“For the Islamic community, there are several major areas where hatred affects us,” Interim Director of the Center for the Prevention of Hatred and Bullying Masih Fouladi said at the center’s inauguration. “The mosque is one of the first places where hatred appears.” 

A 2021 Bullying Report conducted by CAIR California revealed that nearly 56% of Muslim students in California have felt “unsafe, unwelcome or uncomfortable” in educational settings due to their religious affiliation. 

Muslim students in California have repeatedly reported instances of bullying and harassment inspired by Islamophobia and religious discrimination; the experiences included both adult and peer perpetrators. 

“[A college campus] is no longer a place to share free thought,” Fouladi said. According to Fouladi, even those who do not verbally express their religious beliefs could be targets of hate because they are “visibly Muslim,” especially women who wear hijabs or head scarves. 

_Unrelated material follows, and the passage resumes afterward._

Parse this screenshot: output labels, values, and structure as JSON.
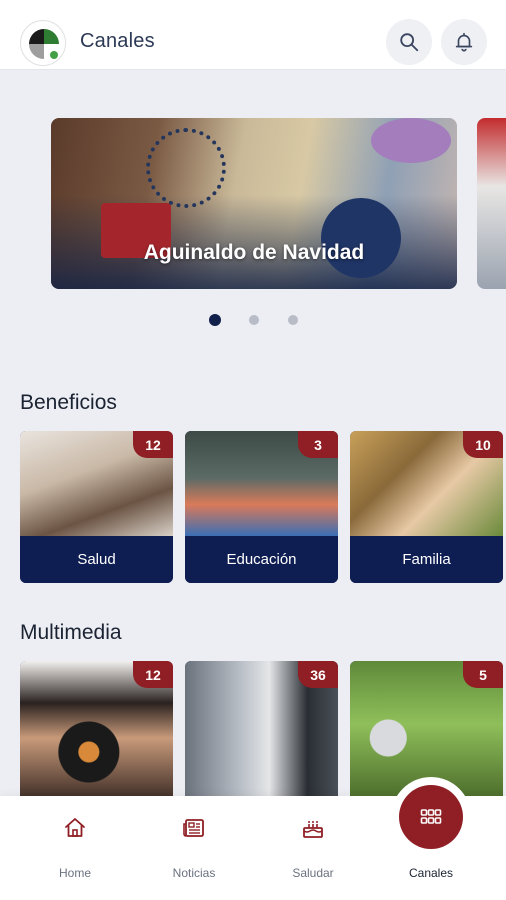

California Attorney General Rob Bonta and his office have pledged their support to the cause. Bonta’s office also embarked on a statewide tour to advocate for hate crime prevention with local officials and grassroots groups. Bonta stopped in Southern California cities such as Riverside, Santa Ana and Long Beach.  

“I’ve heard personal stories of how young people have been bullied because of how they look and how they pray,” Bonta said. “I’ve heard about victims of hate crimes who weren’t treated as victims at all. The hate crimes were not investigated.”

Fouladi plans for the center to take proactive steps against anti-Muslim hate crimes, such as raising awareness of increased Muslim hate during election cycles and advocating for Afghan refugees who plan to immigrate to Southern California. The center stated that they hope to collaborate with non-Muslims to understand the issues affecting them. 

“Sadly, we expect an increase in hate and bullying targeting that community,” Fouladi said. “We are already working with law enforcement so they can be cognizant as well as with school districts to make sure they have language support for these students.”

Bonta urged communities to collectively push back against hate. “There is only one collective, beautiful, diverse us,” he said

Founders and supporters of the center alike stated their optimism about its prospect of renewing safety within the Muslim community. 

Veronica Garza is a City News Intern for the fall 2021 quarter. She can be reached at